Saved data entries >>
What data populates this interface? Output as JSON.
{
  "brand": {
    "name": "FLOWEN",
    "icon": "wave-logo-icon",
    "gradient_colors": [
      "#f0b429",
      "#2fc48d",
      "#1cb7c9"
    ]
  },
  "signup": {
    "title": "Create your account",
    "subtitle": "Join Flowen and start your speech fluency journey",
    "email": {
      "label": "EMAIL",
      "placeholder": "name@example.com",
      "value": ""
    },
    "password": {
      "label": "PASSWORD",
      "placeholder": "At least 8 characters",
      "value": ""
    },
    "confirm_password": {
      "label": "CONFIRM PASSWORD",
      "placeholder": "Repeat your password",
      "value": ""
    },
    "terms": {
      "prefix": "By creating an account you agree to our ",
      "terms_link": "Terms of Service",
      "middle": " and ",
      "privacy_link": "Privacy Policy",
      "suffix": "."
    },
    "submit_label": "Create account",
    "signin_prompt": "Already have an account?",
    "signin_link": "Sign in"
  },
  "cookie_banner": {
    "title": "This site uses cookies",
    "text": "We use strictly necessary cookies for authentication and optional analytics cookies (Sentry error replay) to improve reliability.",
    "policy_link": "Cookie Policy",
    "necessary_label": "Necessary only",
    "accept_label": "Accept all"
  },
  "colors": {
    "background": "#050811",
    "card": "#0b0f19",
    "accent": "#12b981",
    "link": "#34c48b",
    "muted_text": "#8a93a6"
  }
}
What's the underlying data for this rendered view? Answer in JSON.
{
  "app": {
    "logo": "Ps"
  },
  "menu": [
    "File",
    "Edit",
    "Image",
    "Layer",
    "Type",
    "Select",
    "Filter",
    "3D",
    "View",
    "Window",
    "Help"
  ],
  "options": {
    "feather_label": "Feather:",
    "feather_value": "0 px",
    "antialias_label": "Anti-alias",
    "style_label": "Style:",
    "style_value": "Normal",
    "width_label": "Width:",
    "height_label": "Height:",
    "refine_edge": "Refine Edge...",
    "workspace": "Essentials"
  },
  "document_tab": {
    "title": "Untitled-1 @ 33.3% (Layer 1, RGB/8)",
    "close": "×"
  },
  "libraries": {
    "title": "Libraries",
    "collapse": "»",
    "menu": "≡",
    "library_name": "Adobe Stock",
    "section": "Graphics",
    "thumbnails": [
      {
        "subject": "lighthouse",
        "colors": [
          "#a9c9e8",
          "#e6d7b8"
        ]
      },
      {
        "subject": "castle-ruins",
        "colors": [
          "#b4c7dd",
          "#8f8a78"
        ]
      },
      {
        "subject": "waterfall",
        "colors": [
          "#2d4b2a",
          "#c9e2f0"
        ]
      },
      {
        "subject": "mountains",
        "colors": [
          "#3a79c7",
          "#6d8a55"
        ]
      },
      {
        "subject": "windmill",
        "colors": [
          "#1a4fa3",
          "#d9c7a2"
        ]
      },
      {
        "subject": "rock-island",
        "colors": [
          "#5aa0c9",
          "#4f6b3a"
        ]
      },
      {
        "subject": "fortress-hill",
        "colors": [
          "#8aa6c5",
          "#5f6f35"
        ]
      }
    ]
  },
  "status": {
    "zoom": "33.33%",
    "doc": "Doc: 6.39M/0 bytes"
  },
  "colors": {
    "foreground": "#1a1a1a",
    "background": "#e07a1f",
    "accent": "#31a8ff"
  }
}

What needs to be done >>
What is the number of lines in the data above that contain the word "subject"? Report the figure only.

Written reply >>
7